(Work required) Check every line of the entries below for the word "ViewLogin", and copy the ones that have it.

(Dataset rows for apps and sites)
☆ ☆ ☆ ☆ ☆

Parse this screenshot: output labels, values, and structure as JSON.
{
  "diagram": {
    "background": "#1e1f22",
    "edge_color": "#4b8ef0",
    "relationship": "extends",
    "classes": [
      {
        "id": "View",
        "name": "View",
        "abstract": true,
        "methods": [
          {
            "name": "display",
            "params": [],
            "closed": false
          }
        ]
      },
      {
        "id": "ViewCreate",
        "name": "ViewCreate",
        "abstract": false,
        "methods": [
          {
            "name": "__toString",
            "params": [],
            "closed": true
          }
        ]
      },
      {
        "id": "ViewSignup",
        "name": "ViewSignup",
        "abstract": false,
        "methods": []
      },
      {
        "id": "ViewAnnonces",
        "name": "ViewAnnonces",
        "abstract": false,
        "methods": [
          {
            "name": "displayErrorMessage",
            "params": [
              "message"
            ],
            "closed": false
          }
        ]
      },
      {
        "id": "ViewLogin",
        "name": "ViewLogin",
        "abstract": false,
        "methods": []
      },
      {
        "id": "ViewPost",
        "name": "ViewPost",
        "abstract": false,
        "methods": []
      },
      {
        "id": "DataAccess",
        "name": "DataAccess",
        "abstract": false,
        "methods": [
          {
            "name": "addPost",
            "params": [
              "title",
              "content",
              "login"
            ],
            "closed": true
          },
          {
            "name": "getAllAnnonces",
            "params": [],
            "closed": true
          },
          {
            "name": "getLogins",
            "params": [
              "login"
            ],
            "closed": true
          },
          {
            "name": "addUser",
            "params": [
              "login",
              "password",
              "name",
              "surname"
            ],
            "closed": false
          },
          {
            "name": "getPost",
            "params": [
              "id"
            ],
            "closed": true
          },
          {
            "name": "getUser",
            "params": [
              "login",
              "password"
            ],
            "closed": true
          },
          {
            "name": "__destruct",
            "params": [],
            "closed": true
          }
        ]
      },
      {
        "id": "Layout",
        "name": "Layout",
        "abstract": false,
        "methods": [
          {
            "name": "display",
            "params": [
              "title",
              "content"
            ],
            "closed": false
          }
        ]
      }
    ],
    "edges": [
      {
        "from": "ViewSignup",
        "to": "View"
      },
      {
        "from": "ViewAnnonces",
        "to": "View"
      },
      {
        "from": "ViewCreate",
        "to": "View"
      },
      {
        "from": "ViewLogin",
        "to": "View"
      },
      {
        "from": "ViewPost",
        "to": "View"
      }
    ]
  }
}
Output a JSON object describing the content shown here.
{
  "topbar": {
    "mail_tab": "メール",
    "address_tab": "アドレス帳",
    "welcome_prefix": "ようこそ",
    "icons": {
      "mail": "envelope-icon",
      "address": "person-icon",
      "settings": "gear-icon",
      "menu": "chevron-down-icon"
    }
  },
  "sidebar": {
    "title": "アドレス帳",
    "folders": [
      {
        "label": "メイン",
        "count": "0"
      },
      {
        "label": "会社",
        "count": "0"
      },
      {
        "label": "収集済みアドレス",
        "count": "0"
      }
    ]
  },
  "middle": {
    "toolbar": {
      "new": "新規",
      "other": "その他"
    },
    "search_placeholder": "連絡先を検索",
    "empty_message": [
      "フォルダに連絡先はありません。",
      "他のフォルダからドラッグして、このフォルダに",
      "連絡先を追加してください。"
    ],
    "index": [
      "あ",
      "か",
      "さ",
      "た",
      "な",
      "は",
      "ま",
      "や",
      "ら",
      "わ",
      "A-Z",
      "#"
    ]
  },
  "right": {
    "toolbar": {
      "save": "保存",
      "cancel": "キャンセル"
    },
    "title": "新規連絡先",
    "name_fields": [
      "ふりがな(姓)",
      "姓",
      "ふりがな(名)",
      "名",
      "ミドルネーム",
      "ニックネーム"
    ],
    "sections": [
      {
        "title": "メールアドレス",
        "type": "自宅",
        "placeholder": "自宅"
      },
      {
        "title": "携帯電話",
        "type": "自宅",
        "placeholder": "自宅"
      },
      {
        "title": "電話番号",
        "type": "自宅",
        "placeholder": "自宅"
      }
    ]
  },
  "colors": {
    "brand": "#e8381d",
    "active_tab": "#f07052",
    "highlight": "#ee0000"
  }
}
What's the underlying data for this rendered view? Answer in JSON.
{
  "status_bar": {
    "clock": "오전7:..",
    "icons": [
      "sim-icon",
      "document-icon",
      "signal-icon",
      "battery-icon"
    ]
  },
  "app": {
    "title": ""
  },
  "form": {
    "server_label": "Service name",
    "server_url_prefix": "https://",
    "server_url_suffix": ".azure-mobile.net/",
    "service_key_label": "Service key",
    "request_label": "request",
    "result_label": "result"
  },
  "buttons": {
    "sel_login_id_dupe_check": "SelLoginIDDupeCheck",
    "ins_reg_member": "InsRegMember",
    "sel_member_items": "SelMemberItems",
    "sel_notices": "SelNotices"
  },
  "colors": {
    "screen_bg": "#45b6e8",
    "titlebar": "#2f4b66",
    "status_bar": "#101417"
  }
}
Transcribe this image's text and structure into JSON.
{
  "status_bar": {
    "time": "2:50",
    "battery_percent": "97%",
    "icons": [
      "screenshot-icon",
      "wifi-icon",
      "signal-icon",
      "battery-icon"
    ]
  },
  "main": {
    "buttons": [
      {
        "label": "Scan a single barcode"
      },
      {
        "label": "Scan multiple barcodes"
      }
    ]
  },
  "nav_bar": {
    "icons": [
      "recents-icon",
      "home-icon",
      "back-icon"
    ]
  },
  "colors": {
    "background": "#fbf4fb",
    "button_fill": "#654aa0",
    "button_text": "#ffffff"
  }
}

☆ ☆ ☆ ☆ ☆

(Answer section)
        "id": "ViewLogin",
        "name": "ViewLogin",
        "from": "ViewLogin",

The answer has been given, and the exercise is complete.